**Work instructions**
Please set down every record exactly as it appears below.

**Extracted records**
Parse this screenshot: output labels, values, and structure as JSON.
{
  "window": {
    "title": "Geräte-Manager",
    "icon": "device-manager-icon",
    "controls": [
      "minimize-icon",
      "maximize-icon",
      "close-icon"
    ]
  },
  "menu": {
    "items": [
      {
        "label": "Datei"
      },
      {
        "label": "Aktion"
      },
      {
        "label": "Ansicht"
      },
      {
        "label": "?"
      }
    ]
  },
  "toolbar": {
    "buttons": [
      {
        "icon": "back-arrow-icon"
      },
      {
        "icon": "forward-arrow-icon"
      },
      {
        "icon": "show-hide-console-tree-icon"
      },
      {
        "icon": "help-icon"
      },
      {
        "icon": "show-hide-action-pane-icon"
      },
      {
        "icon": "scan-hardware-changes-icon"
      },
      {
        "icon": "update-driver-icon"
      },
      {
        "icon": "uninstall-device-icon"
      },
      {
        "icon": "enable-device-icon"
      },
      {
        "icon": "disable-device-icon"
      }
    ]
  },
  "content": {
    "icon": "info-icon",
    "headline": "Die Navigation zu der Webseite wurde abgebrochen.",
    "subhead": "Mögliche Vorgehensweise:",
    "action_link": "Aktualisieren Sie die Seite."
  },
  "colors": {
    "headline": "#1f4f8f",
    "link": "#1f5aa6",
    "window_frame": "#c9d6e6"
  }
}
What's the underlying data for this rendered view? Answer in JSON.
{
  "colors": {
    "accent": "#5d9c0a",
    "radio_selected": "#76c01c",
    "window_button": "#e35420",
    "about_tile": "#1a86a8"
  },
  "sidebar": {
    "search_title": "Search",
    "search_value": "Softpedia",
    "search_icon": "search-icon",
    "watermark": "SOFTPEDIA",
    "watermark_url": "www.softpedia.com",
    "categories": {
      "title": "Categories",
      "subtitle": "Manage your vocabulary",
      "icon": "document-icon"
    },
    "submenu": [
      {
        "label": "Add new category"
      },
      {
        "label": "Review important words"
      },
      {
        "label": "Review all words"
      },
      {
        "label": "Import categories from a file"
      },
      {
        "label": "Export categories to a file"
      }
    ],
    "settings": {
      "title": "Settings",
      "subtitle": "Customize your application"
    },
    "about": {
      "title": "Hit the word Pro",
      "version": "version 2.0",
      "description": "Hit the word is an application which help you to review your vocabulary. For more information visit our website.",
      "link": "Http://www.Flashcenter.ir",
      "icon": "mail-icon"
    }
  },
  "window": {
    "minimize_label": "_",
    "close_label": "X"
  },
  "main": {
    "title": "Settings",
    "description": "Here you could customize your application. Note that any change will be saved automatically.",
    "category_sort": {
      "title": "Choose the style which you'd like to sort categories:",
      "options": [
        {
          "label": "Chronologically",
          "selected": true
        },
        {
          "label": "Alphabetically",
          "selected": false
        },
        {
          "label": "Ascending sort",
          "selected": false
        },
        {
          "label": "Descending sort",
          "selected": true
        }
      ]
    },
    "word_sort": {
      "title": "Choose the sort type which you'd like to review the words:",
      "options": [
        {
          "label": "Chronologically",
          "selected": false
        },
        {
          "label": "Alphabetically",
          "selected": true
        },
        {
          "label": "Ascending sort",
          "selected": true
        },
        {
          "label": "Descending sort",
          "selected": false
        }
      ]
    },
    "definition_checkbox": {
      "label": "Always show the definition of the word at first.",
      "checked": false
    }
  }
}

**Output below**
Parse this screenshot: output labels, values, and structure as JSON.
{
  "window": {
    "title": "Geräte-Manager",
    "icon": "device-manager-icon",
    "controls": [
      "minimize-icon",
      "maximize-icon",
      "close-icon"
    ]
  },
  "menu": {
    "items": [
      {
        "label": "Datei"
      },
      {
        "label": "Aktion"
      },
      {
        "label": "Ansicht"
      },
      {
        "label": "?"
      }
    ]
  },
  "toolbar": {
    "buttons": [
      {
        "icon": "back-arrow-icon"
      },
      {
        "icon": "forward-arrow-icon"
      },
      {
        "icon": "show-hide-console-tree-icon"
      },
      {
        "icon": "help-icon"
      },
      {
        "icon": "show-hide-action-pane-icon"
      },
      {
        "icon": "scan-hardware-changes-icon"
      },
      {
        "icon": "update-driver-icon"
      },
      {
        "icon": "uninstall-device-icon"
      },
      {
        "icon": "enable-device-icon"
      },
      {
        "icon": "disable-device-icon"
      }
    ]
  },
  "content": {
    "icon": "info-icon",
    "headline": "Die Navigation zu der Webseite wurde abgebrochen.",
    "subhead": "Mögliche Vorgehensweise:",
    "action_link": "Aktualisieren Sie die Seite."
  },
  "colors": {
    "headline": "#1f4f8f",
    "link": "#1f5aa6",
    "window_frame": "#c9d6e6"
  }
}
What's the underlying data for this rendered view? Answer in JSON.
{
  "colors": {
    "accent": "#5d9c0a",
    "radio_selected": "#76c01c",
    "window_button": "#e35420",
    "about_tile": "#1a86a8"
  },
  "sidebar": {
    "search_title": "Search",
    "search_value": "Softpedia",
    "search_icon": "search-icon",
    "watermark": "SOFTPEDIA",
    "watermark_url": "www.softpedia.com",
    "categories": {
      "title": "Categories",
      "subtitle": "Manage your vocabulary",
      "icon": "document-icon"
    },
    "submenu": [
      {
        "label": "Add new category"
      },
      {
        "label": "Review important words"
      },
      {
        "label": "Review all words"
      },
      {
        "label": "Import categories from a file"
      },
      {
        "label": "Export categories to a file"
      }
    ],
    "settings": {
      "title": "Settings",
      "subtitle": "Customize your application"
    },
    "about": {
      "title": "Hit the word Pro",
      "version": "version 2.0",
      "description": "Hit the word is an application which help you to review your vocabulary. For more information visit our website.",
      "link": "Http://www.Flashcenter.ir",
      "icon": "mail-icon"
    }
  },
  "window": {
    "minimize_label": "_",
    "close_label": "X"
  },
  "main": {
    "title": "Settings",
    "description": "Here you could customize your application. Note that any change will be saved automatically.",
    "category_sort": {
      "title": "Choose the style which you'd like to sort categories:",
      "options": [
        {
          "label": "Chronologically",
          "selected": true
        },
        {
          "label": "Alphabetically",
          "selected": false
        },
        {
          "label": "Ascending sort",
          "selected": false
        },
        {
          "label": "Descending sort",
          "selected": true
        }
      ]
    },
    "word_sort": {
      "title": "Choose the sort type which you'd like to review the words:",
      "options": [
        {
          "label": "Chronologically",
          "selected": false
        },
        {
          "label": "Alphabetically",
          "selected": true
        },
        {
          "label": "Ascending sort",
          "selected": true
        },
        {
          "label": "Descending sort",
          "selected": false
        }
      ]
    },
    "definition_checkbox": {
      "label": "Always show the definition of the word at first.",
      "checked": false
    }
  }
}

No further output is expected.